Padilla even makes an appearance in the infamous August 2002 DOJ memo by attorney John Woo that makes torture possible - an analysis retracted two years later - and that also concludes that the President has virtually unlimited power as Commander in Chief. It is in the section on the powers of the Commander in Chief that this excerpt appears.
The case of Jose Padilla, a.k.a. Abdullah Al Muhahir, illustrates the importance of such information [ed - info obtained from interrogations]. Padilla allegedly had journeyed to Afghanistan and Pakistan, met with senior Al Qaeda leaders, and hatched a plot to construct and detonate a radioactive dispersal device in the United States. After allegedly receiving training in wiring explosives and with a substantial amount of currency in his position (sic), Padilla attempted in May, 2002, to enter the United States to further his scheme. Interrogation of captured al Qaeda operatives allegedly allowed US intelligence and law enforcement agencies to track Padilla and detain him upon his entry to the United States.
Huh. None of this is relevant anymore, it seems. Apparently, the administration is only interested in criminally prosecuting Padilla for fighting against US troops alongside members of al Qaeda (something which he should be prosecuted for, by the way). Seems that there's no penalty for conspiring with al Qaeda leaders to set off a radioactive bomb here.
So tell me. Why doesn't this matter anymore? Is it that presenting the evidence in open court will threaten national security? Or perhaps the evidence was gained in torture sessions? Certainly the reference to this case in a memo written for the sole purpose of providing a legal justification for, oh, let's say aggressive interrogation techniques makes one wonder.

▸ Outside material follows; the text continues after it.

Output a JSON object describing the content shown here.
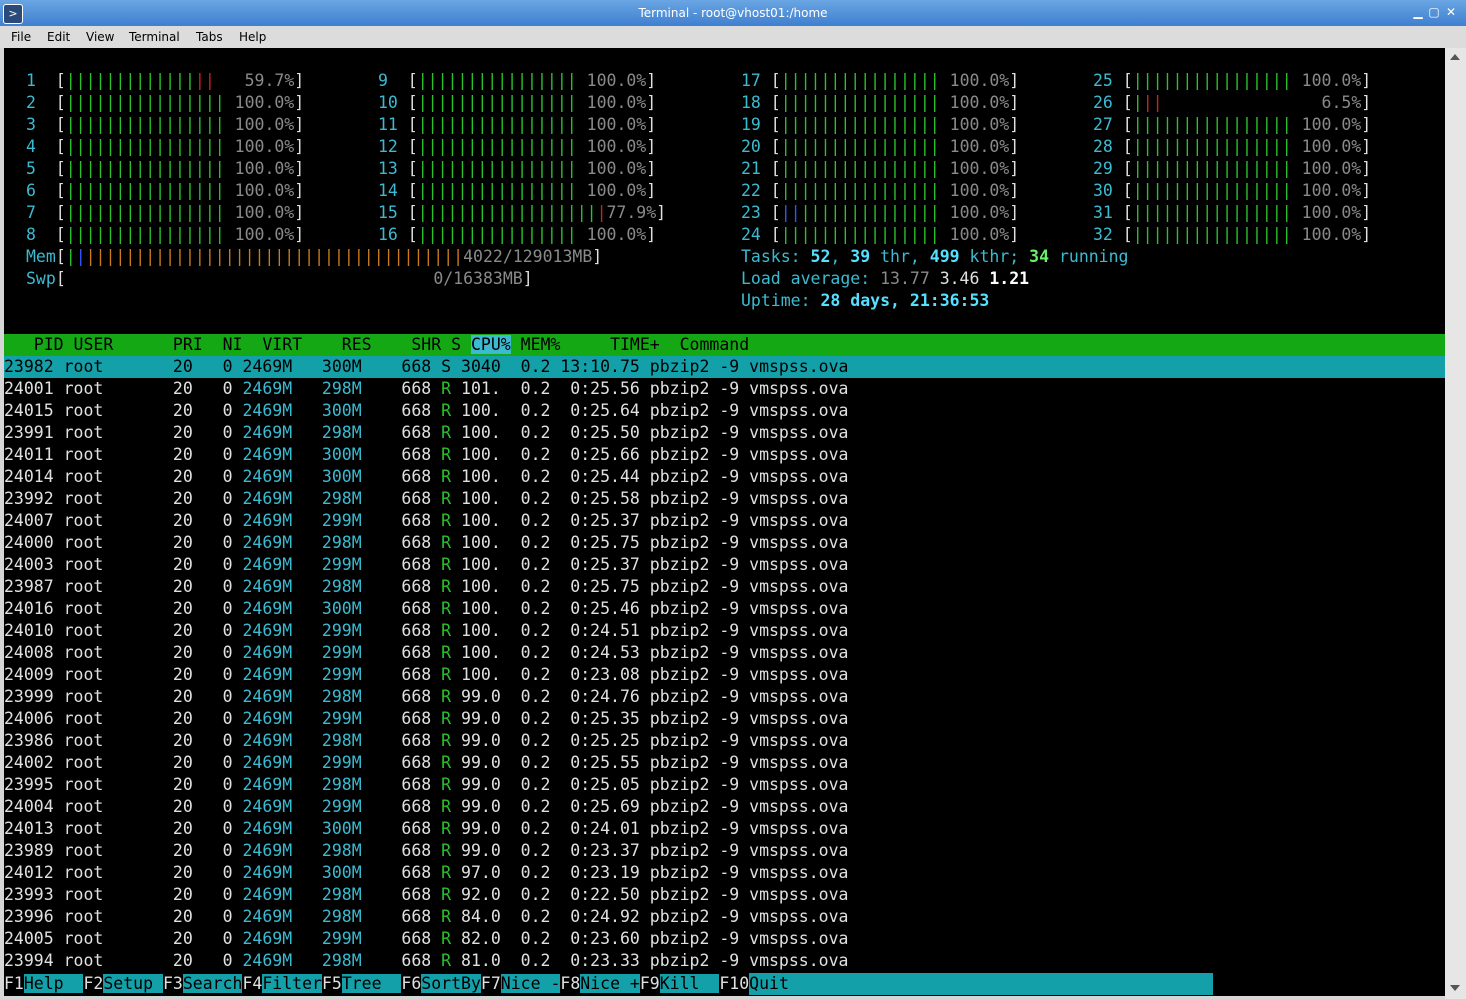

Here's hoping the Supreme Court remembers that it is an equal branch of government and that they back the appeals panel decision to block the transfer of Padilla from military to civilian court - and that they rule on the president's authority to unilaterally declare an American citizen to be an enemy combatant, and then to detain that person without charges for an indeterminate period of time.